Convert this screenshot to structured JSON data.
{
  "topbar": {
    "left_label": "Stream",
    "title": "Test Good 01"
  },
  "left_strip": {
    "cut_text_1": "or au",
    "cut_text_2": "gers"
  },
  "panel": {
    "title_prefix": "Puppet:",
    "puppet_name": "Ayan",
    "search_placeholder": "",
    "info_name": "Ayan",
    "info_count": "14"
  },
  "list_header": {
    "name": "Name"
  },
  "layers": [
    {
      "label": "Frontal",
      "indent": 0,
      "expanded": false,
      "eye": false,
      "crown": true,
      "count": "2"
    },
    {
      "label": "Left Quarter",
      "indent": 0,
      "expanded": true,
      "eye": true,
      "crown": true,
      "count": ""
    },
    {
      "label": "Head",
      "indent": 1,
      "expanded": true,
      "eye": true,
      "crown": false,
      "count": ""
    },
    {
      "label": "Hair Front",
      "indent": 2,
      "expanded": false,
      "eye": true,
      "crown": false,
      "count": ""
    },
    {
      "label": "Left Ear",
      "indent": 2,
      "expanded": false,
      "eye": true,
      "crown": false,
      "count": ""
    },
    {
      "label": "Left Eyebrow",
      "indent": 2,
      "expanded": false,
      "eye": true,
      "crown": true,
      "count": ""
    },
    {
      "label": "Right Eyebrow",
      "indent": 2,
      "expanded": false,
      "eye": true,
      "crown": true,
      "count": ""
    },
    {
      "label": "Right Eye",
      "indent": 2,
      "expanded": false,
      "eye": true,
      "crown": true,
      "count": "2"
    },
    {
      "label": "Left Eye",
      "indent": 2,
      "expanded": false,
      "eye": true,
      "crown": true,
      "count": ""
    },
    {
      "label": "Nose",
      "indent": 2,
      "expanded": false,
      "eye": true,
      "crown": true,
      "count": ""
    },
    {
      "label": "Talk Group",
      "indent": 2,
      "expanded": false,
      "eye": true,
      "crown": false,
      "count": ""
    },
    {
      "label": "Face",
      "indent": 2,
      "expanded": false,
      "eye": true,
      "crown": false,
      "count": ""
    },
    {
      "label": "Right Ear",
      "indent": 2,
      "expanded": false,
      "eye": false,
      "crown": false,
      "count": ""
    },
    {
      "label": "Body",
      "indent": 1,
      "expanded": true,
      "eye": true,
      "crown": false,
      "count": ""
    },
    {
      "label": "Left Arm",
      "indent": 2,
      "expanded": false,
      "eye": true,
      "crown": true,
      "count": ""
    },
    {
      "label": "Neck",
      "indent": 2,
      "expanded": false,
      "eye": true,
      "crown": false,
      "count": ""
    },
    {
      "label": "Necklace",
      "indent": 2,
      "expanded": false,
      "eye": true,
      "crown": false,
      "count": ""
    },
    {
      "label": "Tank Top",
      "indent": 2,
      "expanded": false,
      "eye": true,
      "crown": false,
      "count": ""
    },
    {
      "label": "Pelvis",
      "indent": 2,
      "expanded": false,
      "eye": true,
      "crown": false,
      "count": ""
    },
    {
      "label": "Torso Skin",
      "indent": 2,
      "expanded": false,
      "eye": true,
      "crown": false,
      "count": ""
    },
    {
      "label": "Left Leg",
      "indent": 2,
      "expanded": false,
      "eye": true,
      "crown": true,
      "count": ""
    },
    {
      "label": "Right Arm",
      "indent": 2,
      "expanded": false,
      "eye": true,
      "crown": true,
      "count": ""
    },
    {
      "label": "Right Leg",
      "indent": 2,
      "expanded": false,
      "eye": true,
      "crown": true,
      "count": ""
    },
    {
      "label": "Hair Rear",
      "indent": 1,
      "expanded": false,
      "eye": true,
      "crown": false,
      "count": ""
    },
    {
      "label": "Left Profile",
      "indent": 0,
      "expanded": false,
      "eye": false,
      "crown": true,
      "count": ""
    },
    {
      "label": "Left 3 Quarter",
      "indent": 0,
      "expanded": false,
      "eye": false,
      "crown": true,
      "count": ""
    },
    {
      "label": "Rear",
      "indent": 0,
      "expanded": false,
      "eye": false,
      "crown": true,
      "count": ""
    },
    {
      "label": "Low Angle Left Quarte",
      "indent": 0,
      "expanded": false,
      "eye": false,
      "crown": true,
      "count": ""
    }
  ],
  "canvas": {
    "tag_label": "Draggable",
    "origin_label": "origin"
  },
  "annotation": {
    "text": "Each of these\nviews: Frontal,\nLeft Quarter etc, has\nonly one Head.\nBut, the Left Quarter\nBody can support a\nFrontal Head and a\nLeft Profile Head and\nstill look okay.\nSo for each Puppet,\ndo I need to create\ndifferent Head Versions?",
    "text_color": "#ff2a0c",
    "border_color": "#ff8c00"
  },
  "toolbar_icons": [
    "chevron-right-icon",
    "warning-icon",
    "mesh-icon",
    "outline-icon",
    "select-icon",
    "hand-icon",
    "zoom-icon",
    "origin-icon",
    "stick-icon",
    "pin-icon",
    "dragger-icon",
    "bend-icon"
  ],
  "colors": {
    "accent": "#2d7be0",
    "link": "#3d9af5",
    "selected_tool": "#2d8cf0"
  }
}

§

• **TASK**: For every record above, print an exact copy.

• **SOLVED EXERCISE**:
Convert this screenshot to structured JSON data.
{
  "topbar": {
    "left_label": "Stream",
    "title": "Test Good 01"
  },
  "left_strip": {
    "cut_text_1": "or au",
    "cut_text_2": "gers"
  },
  "panel": {
    "title_prefix": "Puppet:",
    "puppet_name": "Ayan",
    "search_placeholder": "",
    "info_name": "Ayan",
    "info_count": "14"
  },
  "list_header": {
    "name": "Name"
  },
  "layers": [
    {
      "label": "Frontal",
      "indent": 0,
      "expanded": false,
      "eye": false,
      "crown": true,
      "count": "2"
    },
    {
      "label": "Left Quarter",
      "indent": 0,
      "expanded": true,
      "eye": true,
      "crown": true,
      "count": ""
    },
    {
      "label": "Head",
      "indent": 1,
      "expanded": true,
      "eye": true,
      "crown": false,
      "count": ""
    },
    {
      "label": "Hair Front",
      "indent": 2,
      "expanded": false,
      "eye": true,
      "crown": false,
      "count": ""
    },
    {
      "label": "Left Ear",
      "indent": 2,
      "expanded": false,
      "eye": true,
      "crown": false,
      "count": ""
    },
    {
      "label": "Left Eyebrow",
      "indent": 2,
      "expanded": false,
      "eye": true,
      "crown": true,
      "count": ""
    },
    {
      "label": "Right Eyebrow",
      "indent": 2,
      "expanded": false,
      "eye": true,
      "crown": true,
      "count": ""
    },
    {
      "label": "Right Eye",
      "indent": 2,
      "expanded": false,
      "eye": true,
      "crown": true,
      "count": "2"
    },
    {
      "label": "Left Eye",
      "indent": 2,
      "expanded": false,
      "eye": true,
      "crown": true,
      "count": ""
    },
    {
      "label": "Nose",
      "indent": 2,
      "expanded": false,
      "eye": true,
      "crown": true,
      "count": ""
    },
    {
      "label": "Talk Group",
      "indent": 2,
      "expanded": false,
      "eye": true,
      "crown": false,
      "count": ""
    },
    {
      "label": "Face",
      "indent": 2,
      "expanded": false,
      "eye": true,
      "crown": false,
      "count": ""
    },
    {
      "label": "Right Ear",
      "indent": 2,
      "expanded": false,
      "eye": false,
      "crown": false,
      "count": ""
    },
    {
      "label": "Body",
      "indent": 1,
      "expanded": true,
      "eye": true,
      "crown": false,
      "count": ""
    },
    {
      "label": "Left Arm",
      "indent": 2,
      "expanded": false,
      "eye": true,
      "crown": true,
      "count": ""
    },
    {
      "label": "Neck",
      "indent": 2,
      "expanded": false,
      "eye": true,
      "crown": false,
      "count": ""
    },
    {
      "label": "Necklace",
      "indent": 2,
      "expanded": false,
      "eye": true,
      "crown": false,
      "count": ""
    },
    {
      "label": "Tank Top",
      "indent": 2,
      "expanded": false,
      "eye": true,
      "crown": false,
      "count": ""
    },
    {
      "label": "Pelvis",
      "indent": 2,
      "expanded": false,
      "eye": true,
      "crown": false,
      "count": ""
    },
    {
      "label": "Torso Skin",
      "indent": 2,
      "expanded": false,
      "eye": true,
      "crown": false,
      "count": ""
    },
    {
      "label": "Left Leg",
      "indent": 2,
      "expanded": false,
      "eye": true,
      "crown": true,
      "count": ""
    },
    {
      "label": "Right Arm",
      "indent": 2,
      "expanded": false,
      "eye": true,
      "crown": true,
      "count": ""
    },
    {
      "label": "Right Leg",
      "indent": 2,
      "expanded": false,
      "eye": true,
      "crown": true,
      "count": ""
    },
    {
      "label": "Hair Rear",
      "indent": 1,
      "expanded": false,
      "eye": true,
      "crown": false,
      "count": ""
    },
    {
      "label": "Left Profile",
      "indent": 0,
      "expanded": false,
      "eye": false,
      "crown": true,
      "count": ""
    },
    {
      "label": "Left 3 Quarter",
      "indent": 0,
      "expanded": false,
      "eye": false,
      "crown": true,
      "count": ""
    },
    {
      "label": "Rear",
      "indent": 0,
      "expanded": false,
      "eye": false,
      "crown": true,
      "count": ""
    },
    {
      "label": "Low Angle Left Quarte",
      "indent": 0,
      "expanded": false,
      "eye": false,
      "crown": true,
      "count": ""
    }
  ],
  "canvas": {
    "tag_label": "Draggable",
    "origin_label": "origin"
  },
  "annotation": {
    "text": "Each of these\nviews: Frontal,\nLeft Quarter etc, has\nonly one Head.\nBut, the Left Quarter\nBody can support a\nFrontal Head and a\nLeft Profile Head and\nstill look okay.\nSo for each Puppet,\ndo I need to create\ndifferent Head Versions?",
    "text_color": "#ff2a0c",
    "border_color": "#ff8c00"
  },
  "toolbar_icons": [
    "chevron-right-icon",
    "warning-icon",
    "mesh-icon",
    "outline-icon",
    "select-icon",
    "hand-icon",
    "zoom-icon",
    "origin-icon",
    "stick-icon",
    "pin-icon",
    "dragger-icon",
    "bend-icon"
  ],
  "colors": {
    "accent": "#2d7be0",
    "link": "#3d9af5",
    "selected_tool": "#2d8cf0"
  }
}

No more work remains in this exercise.